Brexit: what are the economic consequences?
The UK’s EU referendum race is on, and Britain is buzzing with discussions and predictions. A business leader dubbed the vote on 23 June ‘the biggest choice’ in a generation. Speculation’s not just confined to Britain, however. The Italian and German finance ministers recently gave strongly worded warnings about the economic and political impacts of Britain’s proposed departure from the EU.
For those involved in international money transfer – in the UK, in Europe, and across the world – it’s important to know what effects this could have on currency rates, and how to prepare if the UK votes to leave in June.
Bad news for Britain?
Top economists are fairly united in their belief that Brexit would be bad for the UK economy. A poll of 100 economists by the Financial Times found that three quarters see an exit damaging the country’s medium-term growth. Last year, think-tank Open Europe gave some more detailed figures – it posited that the UK’s GDP could fall by as much as 2.2% by 2030, with investors shying away from economic instability and the loss of the single market.
Brexit talk depressing sterling
A smaller UK economy, and less foreign investment, would have a direct impact on the pound. Even just discussing such a scenario has seen the currency lose value. At the end of February, sterling hit a seven-year low, as currency markets sold their pounds, seeing them as a riskier investment if foreign investment dries up and makes it more difficult for the UK to maintain its high debt levels.
Moreover, with reduced influence in Europe, the Bank of England might need to cut its interest rates and increase the money supply by buying bonds, both of which make currencies cheaper.
The other side of the argument

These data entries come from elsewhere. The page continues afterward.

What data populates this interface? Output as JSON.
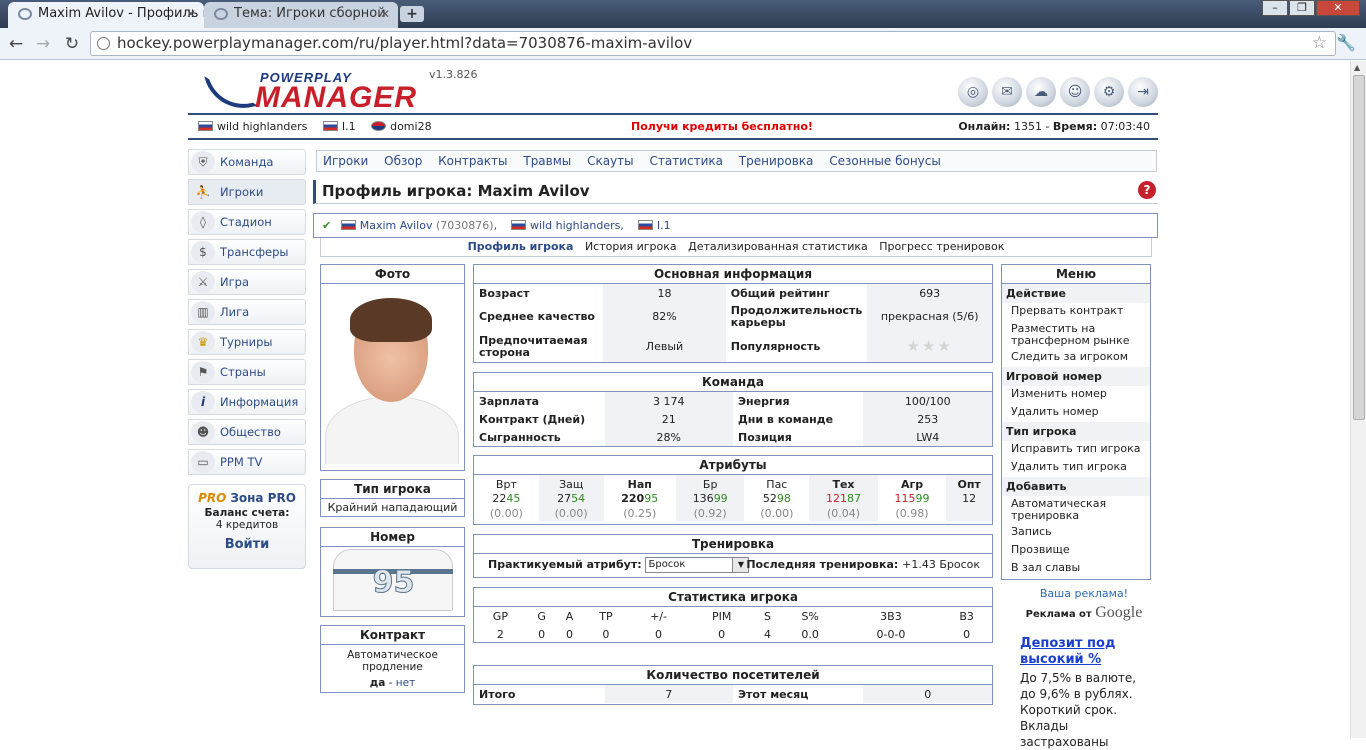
{
  "browser": {
    "tabs": [
      {
        "label": "Maxim Avilov - Профиль и"
      },
      {
        "label": "Тема: Игроки сборной"
      }
    ],
    "url": "hockey.powerplaymanager.com/ru/player.html?data=7030876-maxim-avilov"
  },
  "header": {
    "logo_top": "POWERPLAY",
    "logo_main": "MANAGER",
    "version": "v1.3.826",
    "team": "wild highlanders",
    "league": "I.1",
    "user": "domi28",
    "promo": "Получи кредиты бесплатно!",
    "online_label": "Онлайн:",
    "online": "1351",
    "time_label": "Время:",
    "time": "07:03:40"
  },
  "nav": {
    "items": [
      "Команда",
      "Игроки",
      "Стадион",
      "Трансферы",
      "Игра",
      "Лига",
      "Турниры",
      "Страны",
      "Информация",
      "Общество",
      "PPM TV"
    ],
    "pro_badge": "PRO",
    "pro_title": "Зона PRO",
    "balance_label": "Баланс счета:",
    "balance": "4 кредитов",
    "login": "Войти"
  },
  "tabs": [
    "Игроки",
    "Обзор",
    "Контракты",
    "Травмы",
    "Скауты",
    "Статистика",
    "Тренировка",
    "Сезонные бонусы"
  ],
  "title": "Профиль игрока: Maxim Avilov",
  "player_bar": {
    "name": "Maxim Avilov",
    "id": "(7030876)",
    "team": "wild highlanders",
    "league": "I.1"
  },
  "subtabs": [
    "Профиль игрока",
    "История игрока",
    "Детализированная статистика",
    "Прогресс тренировок"
  ],
  "photo": {
    "title": "Фото"
  },
  "type": {
    "title": "Тип игрока",
    "value": "Крайний нападающий"
  },
  "number": {
    "title": "Номер",
    "value": "95"
  },
  "contract": {
    "title": "Контракт",
    "auto": "Автоматическое продление",
    "yes": "да",
    "sep": "-",
    "no": "нет"
  },
  "basic": {
    "title": "Основная информация",
    "rows": [
      {
        "l1": "Возраст",
        "v1": "18",
        "l2": "Общий рейтинг",
        "v2": "693"
      },
      {
        "l1": "Среднее качество",
        "v1": "82%",
        "l2": "Продолжительность карьеры",
        "v2": "прекрасная (5/6)"
      },
      {
        "l1": "Предпочитаемая сторона",
        "v1": "Левый",
        "l2": "Популярность",
        "v2": ""
      }
    ],
    "popularity_stars": 0
  },
  "team": {
    "title": "Команда",
    "rows": [
      {
        "l1": "Зарплата",
        "v1": "3 174",
        "l2": "Энергия",
        "v2": "100/100"
      },
      {
        "l1": "Контракт (Дней)",
        "v1": "21",
        "l2": "Дни в команде",
        "v2": "253"
      },
      {
        "l1": "Сыгранность",
        "v1": "28%",
        "l2": "Позиция",
        "v2": "LW4"
      }
    ]
  },
  "attributes": {
    "title": "Атрибуты",
    "cols": [
      {
        "h": "Врт",
        "base": "22",
        "q": "45",
        "qc": "g",
        "d": "(0.00)"
      },
      {
        "h": "Защ",
        "base": "27",
        "q": "54",
        "qc": "g",
        "d": "(0.00)"
      },
      {
        "h": "Нап",
        "base": "220",
        "q": "95",
        "qc": "g",
        "d": "(0.25)"
      },
      {
        "h": "Бр",
        "base": "136",
        "q": "99",
        "qc": "g",
        "d": "(0.92)"
      },
      {
        "h": "Пас",
        "base": "52",
        "q": "98",
        "qc": "g",
        "d": "(0.00)"
      },
      {
        "h": "Тех",
        "base": "121",
        "q": "87",
        "qc": "g",
        "d": "(0.04)"
      },
      {
        "h": "Агр",
        "base": "115",
        "q": "99",
        "qc": "g",
        "d": "(0.98)"
      },
      {
        "h": "Опт",
        "base": "12",
        "q": "",
        "qc": "",
        "d": ""
      }
    ]
  },
  "training": {
    "title": "Тренировка",
    "practiced_label": "Практикуемый атрибут:",
    "practiced": "Бросок",
    "last_label": "Последняя тренировка:",
    "last": "+1.43 Бросок"
  },
  "stats": {
    "title": "Статистика игрока",
    "headers": [
      "GP",
      "G",
      "A",
      "TP",
      "+/-",
      "PIM",
      "S",
      "S%",
      "3B3",
      "B3"
    ],
    "values": [
      "2",
      "0",
      "0",
      "0",
      "0",
      "0",
      "4",
      "0.0",
      "0-0-0",
      "0"
    ]
  },
  "visitors": {
    "title": "Количество посетителей",
    "l1": "Итого",
    "v1": "7",
    "l2": "Этот месяц",
    "v2": "0"
  },
  "menu": {
    "title": "Меню",
    "sections": [
      {
        "name": "Действие",
        "items": [
          "Прервать контракт",
          "Разместить на трансферном рынке",
          "Следить за игроком"
        ]
      },
      {
        "name": "Игровой номер",
        "items": [
          "Изменить номер",
          "Удалить номер"
        ]
      },
      {
        "name": "Тип игрока",
        "items": [
          "Исправить тип игрока",
          "Удалить тип игрока"
        ]
      },
      {
        "name": "Добавить",
        "items": [
          "Автоматическая тренировка",
          "Запись",
          "Прозвище",
          "В зал славы"
        ]
      }
    ]
  },
  "ads": {
    "your_ad": "Ваша реклама!",
    "by": "Реклама от",
    "brand": "Google",
    "headline": "Депозит под высокий %",
    "text": "До 7,5% в валюте, до 9,6% в рублях. Короткий срок. Вклады застрахованы"
  }
}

Not everyone thinks the pound is sure to suffer. Last month, Barclays suggested that if Brexit occurred, the sterling’s value would depend largely on EU politics. Instability caused by the UK’s departure and the potential domino effect of other countries pulling out – combined with Europe’s immigration, employment and economic troubles – could make sterling a safe haven compared to the euro, pushing up the pound’s worth.
Euro loses but the dollar wins
Barclays’ position shows how Brexit might affect other currencies. While the euro could be at risk if the EU lost its second-largest economy, the US dollar has been benefitting from recent Brexit talk, gaining strongly against both the pound and the euro.
It’s important to remember, however, that currencies respond to multiple forces. Recently, sterling has actually rebounded against the dollar. This could be correlated with market recognition that Brexit fears are overblown, along with the recent release of disappointing US employment data.
The referendum’s result is currently too close to call – opinion polls suggest ‘in’ and ‘out’ are pretty evenly split – and predictions concerning its effects are difficult to make given the numerous factors at play.
As June approaches, it’s wise for anyone sending money overseas to take control of their trades and plan ahead. Consider using forward and currency exchange contracts, for example, to protect against fluctuating rates. Also keep reading The Money Cloud's blog to keep up-to-date about further market changes.